The Snooki tax, a 10% tax on indoor tanning services, that appeared as part of the ACA and its sister bills may or may not be “working,” to reduce the use of indoor tanning services as some of the authors intended.
The impact of the tax on consumer behavior remains unclear. Only 26% of salons surveyed reported experiencing fewer clients after implementation of the tax, and distinguishing the impact of the tax from the current economic climate as the source of decline was difficult. Furthermore, a large number of respondents (78%) reported that clients did not seem to care about the tax.
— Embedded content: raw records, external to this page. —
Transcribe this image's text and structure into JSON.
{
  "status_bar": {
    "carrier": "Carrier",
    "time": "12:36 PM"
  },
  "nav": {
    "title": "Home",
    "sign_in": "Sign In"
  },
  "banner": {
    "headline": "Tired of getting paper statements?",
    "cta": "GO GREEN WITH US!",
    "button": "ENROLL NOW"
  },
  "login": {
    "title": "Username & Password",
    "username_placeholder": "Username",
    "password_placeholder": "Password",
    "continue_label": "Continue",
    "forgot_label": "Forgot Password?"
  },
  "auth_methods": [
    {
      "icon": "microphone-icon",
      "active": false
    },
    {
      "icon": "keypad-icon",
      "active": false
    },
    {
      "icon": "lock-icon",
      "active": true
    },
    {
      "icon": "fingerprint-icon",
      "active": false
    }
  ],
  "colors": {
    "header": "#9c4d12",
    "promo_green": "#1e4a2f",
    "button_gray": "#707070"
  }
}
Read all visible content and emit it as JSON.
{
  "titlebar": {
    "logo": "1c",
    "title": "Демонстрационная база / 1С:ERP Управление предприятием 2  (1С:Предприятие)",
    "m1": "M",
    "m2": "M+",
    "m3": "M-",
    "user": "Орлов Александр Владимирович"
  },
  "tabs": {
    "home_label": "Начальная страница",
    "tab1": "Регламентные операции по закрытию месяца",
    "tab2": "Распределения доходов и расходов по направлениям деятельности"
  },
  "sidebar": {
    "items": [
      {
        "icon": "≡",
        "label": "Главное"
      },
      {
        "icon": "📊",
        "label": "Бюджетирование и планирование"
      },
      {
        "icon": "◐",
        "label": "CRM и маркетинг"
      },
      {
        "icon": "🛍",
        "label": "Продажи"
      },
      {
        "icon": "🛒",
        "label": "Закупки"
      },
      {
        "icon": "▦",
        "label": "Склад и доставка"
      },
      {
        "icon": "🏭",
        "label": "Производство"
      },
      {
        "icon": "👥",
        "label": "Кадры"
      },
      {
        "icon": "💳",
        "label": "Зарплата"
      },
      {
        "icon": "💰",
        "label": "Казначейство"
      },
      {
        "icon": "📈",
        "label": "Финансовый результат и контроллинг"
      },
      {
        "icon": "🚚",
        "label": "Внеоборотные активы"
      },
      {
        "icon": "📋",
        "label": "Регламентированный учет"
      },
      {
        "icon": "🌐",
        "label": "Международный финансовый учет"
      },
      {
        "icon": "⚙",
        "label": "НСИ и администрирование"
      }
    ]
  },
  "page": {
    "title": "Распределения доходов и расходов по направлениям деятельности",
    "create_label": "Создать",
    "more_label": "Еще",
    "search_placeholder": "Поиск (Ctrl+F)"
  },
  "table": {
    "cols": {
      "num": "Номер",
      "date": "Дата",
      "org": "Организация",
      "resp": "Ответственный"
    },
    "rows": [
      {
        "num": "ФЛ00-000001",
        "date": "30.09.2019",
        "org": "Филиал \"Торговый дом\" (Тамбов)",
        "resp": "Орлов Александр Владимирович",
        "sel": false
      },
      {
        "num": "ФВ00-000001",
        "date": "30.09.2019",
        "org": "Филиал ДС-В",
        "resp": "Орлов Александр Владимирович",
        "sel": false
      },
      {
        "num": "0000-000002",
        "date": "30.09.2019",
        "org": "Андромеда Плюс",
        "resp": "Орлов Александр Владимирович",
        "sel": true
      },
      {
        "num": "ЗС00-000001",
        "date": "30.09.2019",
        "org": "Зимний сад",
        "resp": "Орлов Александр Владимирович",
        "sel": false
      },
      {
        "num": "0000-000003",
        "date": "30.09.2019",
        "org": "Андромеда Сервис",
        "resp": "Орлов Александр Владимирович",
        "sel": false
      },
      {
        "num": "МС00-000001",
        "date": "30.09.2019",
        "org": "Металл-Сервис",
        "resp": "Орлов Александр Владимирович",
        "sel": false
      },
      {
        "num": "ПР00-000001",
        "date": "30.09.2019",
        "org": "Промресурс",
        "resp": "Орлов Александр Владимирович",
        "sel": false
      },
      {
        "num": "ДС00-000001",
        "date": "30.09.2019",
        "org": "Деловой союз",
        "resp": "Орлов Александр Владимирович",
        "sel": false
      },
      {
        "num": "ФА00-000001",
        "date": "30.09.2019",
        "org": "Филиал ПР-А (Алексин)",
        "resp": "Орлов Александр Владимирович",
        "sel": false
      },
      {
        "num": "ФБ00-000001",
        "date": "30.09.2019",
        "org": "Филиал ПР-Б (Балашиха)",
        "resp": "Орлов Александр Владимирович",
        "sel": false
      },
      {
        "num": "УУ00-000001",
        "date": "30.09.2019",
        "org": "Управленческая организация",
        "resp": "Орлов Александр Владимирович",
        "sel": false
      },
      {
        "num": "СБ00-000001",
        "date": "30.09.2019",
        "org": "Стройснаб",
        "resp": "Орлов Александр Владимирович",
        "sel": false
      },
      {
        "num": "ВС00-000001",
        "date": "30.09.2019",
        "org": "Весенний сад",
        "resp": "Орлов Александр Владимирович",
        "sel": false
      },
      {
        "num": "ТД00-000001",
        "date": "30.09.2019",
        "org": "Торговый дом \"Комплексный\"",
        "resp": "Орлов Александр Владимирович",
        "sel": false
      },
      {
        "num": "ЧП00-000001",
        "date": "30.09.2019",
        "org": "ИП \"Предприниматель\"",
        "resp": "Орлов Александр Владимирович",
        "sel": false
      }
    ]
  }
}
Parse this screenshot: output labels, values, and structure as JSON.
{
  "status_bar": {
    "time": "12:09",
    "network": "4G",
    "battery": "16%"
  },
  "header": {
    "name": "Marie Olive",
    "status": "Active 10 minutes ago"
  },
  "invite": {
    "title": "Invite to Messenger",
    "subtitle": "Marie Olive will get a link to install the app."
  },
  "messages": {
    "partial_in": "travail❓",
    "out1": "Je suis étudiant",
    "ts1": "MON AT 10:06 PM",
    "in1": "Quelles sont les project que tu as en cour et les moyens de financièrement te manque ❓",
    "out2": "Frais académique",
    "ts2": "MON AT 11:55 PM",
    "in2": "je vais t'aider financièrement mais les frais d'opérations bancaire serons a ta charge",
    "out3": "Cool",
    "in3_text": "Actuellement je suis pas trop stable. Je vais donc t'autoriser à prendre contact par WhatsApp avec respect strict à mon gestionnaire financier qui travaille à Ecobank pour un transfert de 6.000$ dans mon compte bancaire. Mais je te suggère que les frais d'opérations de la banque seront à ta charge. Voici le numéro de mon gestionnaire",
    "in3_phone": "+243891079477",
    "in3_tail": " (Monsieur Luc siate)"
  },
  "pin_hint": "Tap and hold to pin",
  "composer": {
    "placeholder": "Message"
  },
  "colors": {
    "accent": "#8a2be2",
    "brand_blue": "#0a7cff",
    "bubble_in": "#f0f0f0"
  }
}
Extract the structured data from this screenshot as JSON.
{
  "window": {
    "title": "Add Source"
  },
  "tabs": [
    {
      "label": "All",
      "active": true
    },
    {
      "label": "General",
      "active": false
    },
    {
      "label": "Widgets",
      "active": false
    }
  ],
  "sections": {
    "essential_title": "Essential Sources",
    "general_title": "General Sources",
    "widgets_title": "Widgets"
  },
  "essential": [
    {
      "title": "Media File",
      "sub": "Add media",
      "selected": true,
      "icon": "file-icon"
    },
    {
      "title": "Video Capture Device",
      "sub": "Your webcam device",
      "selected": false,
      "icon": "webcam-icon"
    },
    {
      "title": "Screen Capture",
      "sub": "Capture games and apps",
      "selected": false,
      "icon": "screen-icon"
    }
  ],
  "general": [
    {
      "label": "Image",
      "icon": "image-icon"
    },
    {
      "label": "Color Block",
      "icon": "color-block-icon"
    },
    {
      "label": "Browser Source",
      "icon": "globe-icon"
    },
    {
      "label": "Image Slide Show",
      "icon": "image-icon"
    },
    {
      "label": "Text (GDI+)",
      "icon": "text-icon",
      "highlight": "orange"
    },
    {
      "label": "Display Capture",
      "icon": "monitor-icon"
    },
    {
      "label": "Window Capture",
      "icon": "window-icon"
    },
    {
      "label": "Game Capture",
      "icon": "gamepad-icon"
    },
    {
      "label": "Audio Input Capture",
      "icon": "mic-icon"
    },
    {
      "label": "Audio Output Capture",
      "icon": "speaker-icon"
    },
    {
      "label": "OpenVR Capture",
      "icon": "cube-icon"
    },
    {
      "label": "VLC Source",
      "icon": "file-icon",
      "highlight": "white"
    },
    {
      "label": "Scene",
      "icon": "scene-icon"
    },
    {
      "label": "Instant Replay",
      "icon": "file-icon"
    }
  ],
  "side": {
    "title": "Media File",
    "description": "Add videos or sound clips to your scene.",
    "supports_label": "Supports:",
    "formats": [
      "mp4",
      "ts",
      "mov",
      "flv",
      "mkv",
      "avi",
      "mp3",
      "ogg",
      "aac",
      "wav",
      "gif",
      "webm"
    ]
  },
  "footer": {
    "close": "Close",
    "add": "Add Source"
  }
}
Study participants frequently reported that the salon’s younger and first-time clients were less likely than its older clients to notice or care about the increased prices resulting from the tax. Taken as a whole, these results may indicate that the demand for indoor tanning services is somewhat inelastic and perhaps insensitive to a 10% tax level.
I’m not a proponent of targeted taxes in general; certainly not those targeted to influence behavior. I don’t support the cigarette tax and I don’t support any hypothetical soda taxes and I don’t support the indoor tanning levy. And I wouldn’t be surprised at all if, at 10%, the influence of the tax was nothing or so small as to be impossible to detect.